More than half of vaping 11-16 year olds ‘never smoked cigarette’
Thursday 02 August 2018
More than half of e-cigarette users aged between 11 and 16 have never smoked a real cigarette, new research suggests.
It’s the highest proportion recorded to date and shows a worrying potential rise in the number of young people who may be trying vaping to experiment or because they think it is ‘cool’, say Coventry University academics.
The study also raises concerns that e-cigarettes may be acting as a ‘gateway’ to smoking cigarettes for some youngsters, who do not realise they contain nicotine and can be addictive.
Only 40% of the youngsters questioned realised that e-cigarettes contained nicotine, and only 30% understood they were addictive.
Researchers say these findings show young people need better education about e-cigarettes, the risks to health and of addiction.
The study is part of a wider research project about young people’s attitudes towards smoking and saw 499 school pupils complete a questionnaire about their own knowledge and experience of smoking.
Some 11.4% (57 young people) said they had tried e-cigarettes at some point, with 52.6% of these (30 young people) admitting they had never smoked other cigarettes or used other forms of tobacco.
It follows two previous studies that found between only 10% and 16% of school-aged e-cigarette users had never smoked tobacco.
The Coventry study, published in the journal Public Health, also found that just under 40% of participants were unsure or did not believe that e-cigarettes were better for health than normal cigarettes.
There is an intense international debate surrounding the use of e-cigarettes, with many experts saying they can be beneficial to help people stop smoking.
But there are concerns about their use by people who have never previously smoked and fears they could prompt people to take up smoking.
The Coventry study was funded and commissioned by Public Health Warwickshire.
Lead researcher Dr Emmie Fulton, of Coventry University’s Centre for Advances in Behavioural Sciences, who works with Public Health Warwickshire, said:
The proportion of young people who are experimenting with e-cigarettes but have never used tobacco may be growing, and if so, this is worrying.
The young people we sampled may use e-cigarettes because they are easier to access than tobacco, and would have gone on to smoke regardless; however they may also represent a group of young people who have no intention of trying cigarettes but could be becoming addicted to nicotine accidentally.

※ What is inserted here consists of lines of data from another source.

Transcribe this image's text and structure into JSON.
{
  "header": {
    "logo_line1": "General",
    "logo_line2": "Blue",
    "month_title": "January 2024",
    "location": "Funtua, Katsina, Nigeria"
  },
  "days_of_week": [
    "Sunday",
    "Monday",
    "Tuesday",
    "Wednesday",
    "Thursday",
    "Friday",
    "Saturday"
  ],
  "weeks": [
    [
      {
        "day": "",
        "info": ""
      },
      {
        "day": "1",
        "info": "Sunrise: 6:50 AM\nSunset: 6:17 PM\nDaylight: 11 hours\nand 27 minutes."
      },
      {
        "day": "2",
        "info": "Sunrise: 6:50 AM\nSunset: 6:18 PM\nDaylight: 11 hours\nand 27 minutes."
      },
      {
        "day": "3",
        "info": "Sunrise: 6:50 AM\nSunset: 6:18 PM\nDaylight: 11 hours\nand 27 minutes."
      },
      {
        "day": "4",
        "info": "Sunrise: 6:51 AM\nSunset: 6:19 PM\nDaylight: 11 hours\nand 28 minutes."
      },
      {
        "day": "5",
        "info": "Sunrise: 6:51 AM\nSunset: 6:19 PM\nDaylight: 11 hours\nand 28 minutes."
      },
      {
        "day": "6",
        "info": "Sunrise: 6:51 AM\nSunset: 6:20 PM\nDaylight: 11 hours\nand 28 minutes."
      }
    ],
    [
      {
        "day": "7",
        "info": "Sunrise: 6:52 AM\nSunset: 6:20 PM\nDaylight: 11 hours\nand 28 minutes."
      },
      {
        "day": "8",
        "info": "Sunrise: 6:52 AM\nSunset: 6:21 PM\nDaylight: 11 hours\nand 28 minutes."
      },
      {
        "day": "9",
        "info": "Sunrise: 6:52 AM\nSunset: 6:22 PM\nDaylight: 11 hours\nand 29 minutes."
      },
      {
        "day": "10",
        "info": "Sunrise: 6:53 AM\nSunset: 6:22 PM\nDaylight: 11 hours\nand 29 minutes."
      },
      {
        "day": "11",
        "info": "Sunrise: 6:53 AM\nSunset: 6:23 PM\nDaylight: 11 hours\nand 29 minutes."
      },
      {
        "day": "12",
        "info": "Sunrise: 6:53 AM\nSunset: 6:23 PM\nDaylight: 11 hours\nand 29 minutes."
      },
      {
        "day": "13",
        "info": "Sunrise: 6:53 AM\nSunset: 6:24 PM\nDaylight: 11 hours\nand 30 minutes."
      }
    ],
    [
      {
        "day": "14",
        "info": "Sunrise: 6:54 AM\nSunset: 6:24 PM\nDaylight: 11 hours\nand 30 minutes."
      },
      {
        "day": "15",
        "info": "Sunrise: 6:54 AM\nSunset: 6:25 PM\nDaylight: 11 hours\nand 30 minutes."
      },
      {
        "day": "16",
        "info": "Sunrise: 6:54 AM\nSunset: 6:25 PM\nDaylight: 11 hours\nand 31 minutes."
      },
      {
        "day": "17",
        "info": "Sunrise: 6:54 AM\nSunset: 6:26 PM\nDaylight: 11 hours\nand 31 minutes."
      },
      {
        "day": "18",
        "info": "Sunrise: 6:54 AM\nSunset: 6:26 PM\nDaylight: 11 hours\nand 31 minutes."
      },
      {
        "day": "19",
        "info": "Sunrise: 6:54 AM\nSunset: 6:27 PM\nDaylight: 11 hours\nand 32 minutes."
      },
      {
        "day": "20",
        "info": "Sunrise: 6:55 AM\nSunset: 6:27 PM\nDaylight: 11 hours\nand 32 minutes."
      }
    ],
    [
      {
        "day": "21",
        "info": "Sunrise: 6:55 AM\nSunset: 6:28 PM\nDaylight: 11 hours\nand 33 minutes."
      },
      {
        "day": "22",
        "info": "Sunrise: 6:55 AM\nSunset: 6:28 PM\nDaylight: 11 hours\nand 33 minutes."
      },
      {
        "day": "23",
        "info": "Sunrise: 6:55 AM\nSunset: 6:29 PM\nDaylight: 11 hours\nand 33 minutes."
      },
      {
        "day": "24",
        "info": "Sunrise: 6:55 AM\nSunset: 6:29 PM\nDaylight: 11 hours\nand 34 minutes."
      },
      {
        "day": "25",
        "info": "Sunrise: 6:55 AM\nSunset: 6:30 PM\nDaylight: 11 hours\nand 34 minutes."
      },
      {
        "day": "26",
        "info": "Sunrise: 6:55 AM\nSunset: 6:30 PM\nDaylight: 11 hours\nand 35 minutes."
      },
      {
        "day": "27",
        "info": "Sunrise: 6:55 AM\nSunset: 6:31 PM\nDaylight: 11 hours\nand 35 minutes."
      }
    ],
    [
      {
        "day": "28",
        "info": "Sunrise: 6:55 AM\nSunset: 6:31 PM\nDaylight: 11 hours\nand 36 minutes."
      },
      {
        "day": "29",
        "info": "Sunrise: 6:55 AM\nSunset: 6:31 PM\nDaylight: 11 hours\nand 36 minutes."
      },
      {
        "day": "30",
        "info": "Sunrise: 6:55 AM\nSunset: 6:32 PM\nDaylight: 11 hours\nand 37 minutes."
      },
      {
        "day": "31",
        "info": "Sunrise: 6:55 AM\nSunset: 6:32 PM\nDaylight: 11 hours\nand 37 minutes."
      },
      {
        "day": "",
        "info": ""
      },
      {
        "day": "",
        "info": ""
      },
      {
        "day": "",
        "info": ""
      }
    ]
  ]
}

There’s the potential that this could act as a gateway to smoking and tobacco use for a proportion of the population who would otherwise have remained non-nicotine users.
This study may be small-scale, but its findings show that more education and research is needed in this area.
We don’t truly understand the relationship between e-cigarette use and tobacco smoking yet – but we have to make young people more aware of what we do know, including nicotine content of vaping products and risk of addiction.
For further press information, please contact Alison Martin, press officer, Coventry University, on 02477659752 or email email@example.com.